What is financial literacy?

Financial literacy may be defined as:

1) The ability to read, analyze, manage and communicate about the personal financial conditions affecting material well being.

2) The term is used to describe financial education programs on college campuses and within high schools. The objective of financial literacy programs is to help students better manage their finances, budget effectively, and borrow wisely.

Smart financial management includes a few basic good habits. If you are a student, you may already have a checking account, a credit card, or maybe even a car loan. When heading off to college, you may also need to borrow student loans to help finance your education. But have you determined your financial goals and established good financial habits? Here are a few tips to get you started.

Check out the MDHE's financial literacy videos

April is Financial Literacy Month, a good time to check out these videos and resources compiled by the MDHE. Also consider "liking" Journey to College on Facebook, specifically designed for high school and college students to help find the best ways to pay for a postsecondary education and more.

Create and Follow a Spending and Savings Plan
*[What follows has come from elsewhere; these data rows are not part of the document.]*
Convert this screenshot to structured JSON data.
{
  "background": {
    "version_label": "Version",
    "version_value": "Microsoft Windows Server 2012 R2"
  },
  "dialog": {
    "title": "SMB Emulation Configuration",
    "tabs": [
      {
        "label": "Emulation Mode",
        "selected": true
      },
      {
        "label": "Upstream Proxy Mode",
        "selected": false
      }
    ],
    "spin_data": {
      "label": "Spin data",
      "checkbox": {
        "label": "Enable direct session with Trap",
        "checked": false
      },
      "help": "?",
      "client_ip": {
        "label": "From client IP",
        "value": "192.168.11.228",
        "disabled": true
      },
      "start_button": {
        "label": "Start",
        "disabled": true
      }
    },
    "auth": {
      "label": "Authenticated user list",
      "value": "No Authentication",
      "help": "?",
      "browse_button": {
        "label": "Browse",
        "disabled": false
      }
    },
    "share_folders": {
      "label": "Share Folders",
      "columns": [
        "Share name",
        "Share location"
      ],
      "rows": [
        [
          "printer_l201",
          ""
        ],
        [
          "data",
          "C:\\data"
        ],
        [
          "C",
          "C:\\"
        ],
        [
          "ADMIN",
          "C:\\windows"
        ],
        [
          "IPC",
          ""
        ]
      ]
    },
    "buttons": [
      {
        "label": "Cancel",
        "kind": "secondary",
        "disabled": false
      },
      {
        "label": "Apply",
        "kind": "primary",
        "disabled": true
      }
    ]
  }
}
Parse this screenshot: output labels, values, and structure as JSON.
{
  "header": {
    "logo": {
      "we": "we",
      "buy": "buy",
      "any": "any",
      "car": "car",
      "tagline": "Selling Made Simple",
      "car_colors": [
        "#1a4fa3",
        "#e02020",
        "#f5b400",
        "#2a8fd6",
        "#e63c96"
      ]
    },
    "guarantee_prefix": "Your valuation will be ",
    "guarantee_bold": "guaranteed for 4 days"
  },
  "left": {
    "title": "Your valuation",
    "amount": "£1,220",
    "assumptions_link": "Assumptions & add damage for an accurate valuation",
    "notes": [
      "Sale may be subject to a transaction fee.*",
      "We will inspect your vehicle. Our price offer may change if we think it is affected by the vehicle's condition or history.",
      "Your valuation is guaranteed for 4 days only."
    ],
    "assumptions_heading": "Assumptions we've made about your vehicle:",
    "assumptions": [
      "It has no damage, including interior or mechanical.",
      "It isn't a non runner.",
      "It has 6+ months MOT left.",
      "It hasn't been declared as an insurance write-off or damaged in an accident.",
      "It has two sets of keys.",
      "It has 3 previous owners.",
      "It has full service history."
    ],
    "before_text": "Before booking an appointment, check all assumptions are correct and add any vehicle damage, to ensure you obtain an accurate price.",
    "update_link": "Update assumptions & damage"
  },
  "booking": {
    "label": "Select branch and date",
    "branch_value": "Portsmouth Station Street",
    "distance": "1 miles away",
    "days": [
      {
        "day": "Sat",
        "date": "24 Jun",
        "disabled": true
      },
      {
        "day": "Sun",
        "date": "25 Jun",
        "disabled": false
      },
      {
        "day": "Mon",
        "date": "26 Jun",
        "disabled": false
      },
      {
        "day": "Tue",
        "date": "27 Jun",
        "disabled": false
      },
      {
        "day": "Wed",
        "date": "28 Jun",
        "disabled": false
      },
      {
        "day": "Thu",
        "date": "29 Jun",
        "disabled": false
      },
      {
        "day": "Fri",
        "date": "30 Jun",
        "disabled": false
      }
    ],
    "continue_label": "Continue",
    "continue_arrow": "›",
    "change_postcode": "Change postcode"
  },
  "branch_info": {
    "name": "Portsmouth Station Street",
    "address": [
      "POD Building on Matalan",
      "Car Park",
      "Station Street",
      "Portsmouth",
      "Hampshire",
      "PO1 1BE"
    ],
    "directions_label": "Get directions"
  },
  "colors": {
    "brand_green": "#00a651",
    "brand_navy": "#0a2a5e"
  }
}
Avoid Credit Cards

Protect Yourself Financially

Debt Management

Get Out of Debt

Read and Use Important MDHE Publications

The MDHE offers a variety of FREE publications to help students develop a financial plan, make wise spending choices and minimize student loan debt.

If you are a high school personal finance teacher, you may wish to order materials from our Smart About Spending line, which are specifically designed to meet all four compentency areas required for the 0.5 credit personal finance course in Missouri.

For high school students nearing graduation or first-time incoming freshmen, the Planning for Financial Success piece is ideal. Visit the MDHE's publications page to see electronic versions of these materials and to order items.